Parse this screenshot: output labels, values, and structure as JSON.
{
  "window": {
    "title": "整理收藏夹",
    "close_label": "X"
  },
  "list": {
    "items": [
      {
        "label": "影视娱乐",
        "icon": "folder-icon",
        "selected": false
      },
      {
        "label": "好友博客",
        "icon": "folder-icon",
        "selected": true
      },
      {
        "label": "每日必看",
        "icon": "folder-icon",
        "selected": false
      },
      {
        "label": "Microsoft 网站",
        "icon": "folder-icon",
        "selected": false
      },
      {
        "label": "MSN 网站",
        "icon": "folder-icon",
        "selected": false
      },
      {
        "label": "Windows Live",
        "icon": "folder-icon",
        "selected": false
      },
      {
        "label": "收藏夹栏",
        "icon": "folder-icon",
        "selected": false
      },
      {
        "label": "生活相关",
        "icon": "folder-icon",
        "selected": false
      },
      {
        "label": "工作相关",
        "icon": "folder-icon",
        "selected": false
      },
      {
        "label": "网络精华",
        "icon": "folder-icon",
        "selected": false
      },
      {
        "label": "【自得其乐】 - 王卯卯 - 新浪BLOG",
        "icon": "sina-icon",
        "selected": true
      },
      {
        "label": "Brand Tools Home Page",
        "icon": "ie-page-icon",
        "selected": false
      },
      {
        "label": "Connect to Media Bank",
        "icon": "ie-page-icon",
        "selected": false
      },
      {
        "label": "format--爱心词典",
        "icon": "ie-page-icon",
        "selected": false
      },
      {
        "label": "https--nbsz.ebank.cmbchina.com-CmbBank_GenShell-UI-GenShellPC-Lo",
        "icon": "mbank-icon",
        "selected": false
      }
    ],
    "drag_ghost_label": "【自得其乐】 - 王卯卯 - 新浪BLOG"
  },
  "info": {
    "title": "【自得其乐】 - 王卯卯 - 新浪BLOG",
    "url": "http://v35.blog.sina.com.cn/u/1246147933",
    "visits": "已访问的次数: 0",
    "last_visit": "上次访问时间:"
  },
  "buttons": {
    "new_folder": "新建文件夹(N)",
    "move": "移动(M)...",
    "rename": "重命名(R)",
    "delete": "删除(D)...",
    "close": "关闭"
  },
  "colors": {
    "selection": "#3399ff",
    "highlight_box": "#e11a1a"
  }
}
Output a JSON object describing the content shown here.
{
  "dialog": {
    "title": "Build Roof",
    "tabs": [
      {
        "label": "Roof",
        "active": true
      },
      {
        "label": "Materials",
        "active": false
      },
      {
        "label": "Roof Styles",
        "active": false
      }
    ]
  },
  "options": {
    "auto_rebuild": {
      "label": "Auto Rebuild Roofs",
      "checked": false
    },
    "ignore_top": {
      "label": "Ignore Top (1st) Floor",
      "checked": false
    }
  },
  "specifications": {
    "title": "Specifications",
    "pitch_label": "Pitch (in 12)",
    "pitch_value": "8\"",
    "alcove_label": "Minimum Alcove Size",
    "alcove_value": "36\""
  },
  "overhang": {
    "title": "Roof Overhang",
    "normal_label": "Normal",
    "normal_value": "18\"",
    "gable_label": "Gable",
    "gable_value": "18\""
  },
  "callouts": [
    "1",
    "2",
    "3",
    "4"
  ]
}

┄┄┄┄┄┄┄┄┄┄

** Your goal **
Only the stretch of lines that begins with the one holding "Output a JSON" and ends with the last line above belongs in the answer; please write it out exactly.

** Expected answer **
Output a JSON object describing the content shown here.
{
  "dialog": {
    "title": "Build Roof",
    "tabs": [
      {
        "label": "Roof",
        "active": true
      },
      {
        "label": "Materials",
        "active": false
      },
      {
        "label": "Roof Styles",
        "active": false
      }
    ]
  },
  "options": {
    "auto_rebuild": {
      "label": "Auto Rebuild Roofs",
      "checked": false
    },
    "ignore_top": {
      "label": "Ignore Top (1st) Floor",
      "checked": false
    }
  },
  "specifications": {
    "title": "Specifications",
    "pitch_label": "Pitch (in 12)",
    "pitch_value": "8\"",
    "alcove_label": "Minimum Alcove Size",
    "alcove_value": "36\""
  },
  "overhang": {
    "title": "Roof Overhang",
    "normal_label": "Normal",
    "normal_value": "18\"",
    "gable_label": "Gable",
    "gable_value": "18\""
  },
  "callouts": [
    "1",
    "2",
    "3",
    "4"
  ]
}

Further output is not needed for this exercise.